> **DATA SHOWN**

:::::

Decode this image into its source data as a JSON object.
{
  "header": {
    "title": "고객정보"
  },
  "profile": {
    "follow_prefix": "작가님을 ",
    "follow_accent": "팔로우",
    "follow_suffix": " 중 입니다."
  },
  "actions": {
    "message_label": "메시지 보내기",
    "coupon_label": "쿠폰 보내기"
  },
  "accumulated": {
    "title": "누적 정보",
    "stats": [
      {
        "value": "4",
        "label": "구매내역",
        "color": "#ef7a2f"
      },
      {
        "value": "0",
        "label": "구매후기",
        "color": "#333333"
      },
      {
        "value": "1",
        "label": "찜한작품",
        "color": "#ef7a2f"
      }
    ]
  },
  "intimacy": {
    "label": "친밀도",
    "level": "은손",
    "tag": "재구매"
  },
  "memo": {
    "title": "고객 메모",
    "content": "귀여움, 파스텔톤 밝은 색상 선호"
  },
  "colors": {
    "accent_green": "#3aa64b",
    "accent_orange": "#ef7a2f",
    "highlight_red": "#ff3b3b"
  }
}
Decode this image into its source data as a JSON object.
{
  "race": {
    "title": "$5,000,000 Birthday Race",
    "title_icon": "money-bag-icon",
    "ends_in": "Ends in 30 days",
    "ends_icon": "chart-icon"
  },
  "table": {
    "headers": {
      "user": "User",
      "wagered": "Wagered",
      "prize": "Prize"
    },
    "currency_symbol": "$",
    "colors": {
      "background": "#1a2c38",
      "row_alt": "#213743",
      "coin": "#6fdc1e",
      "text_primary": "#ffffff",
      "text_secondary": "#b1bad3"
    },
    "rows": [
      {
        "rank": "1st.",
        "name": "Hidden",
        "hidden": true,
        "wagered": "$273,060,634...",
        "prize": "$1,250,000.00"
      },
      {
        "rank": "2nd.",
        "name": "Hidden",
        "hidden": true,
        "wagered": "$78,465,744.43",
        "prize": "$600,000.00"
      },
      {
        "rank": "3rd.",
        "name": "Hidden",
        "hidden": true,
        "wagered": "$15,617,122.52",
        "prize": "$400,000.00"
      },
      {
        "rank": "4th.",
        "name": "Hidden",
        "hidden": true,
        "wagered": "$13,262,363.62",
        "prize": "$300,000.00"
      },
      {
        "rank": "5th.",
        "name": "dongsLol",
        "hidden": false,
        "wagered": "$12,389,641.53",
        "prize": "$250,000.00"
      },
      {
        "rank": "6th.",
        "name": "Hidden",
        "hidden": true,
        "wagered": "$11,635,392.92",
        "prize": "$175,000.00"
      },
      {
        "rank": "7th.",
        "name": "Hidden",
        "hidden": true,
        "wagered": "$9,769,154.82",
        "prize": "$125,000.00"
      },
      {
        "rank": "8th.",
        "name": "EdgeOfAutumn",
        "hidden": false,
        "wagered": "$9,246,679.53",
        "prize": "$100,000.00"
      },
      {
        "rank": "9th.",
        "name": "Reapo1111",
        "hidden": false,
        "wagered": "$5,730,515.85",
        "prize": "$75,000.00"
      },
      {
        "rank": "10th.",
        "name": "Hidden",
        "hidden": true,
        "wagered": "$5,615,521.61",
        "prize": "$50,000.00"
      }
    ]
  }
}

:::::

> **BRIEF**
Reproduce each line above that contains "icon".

> **OUTPUT OF THE TASK**
    "title_icon": "money-bag-icon",
    "ends_icon": "chart-icon"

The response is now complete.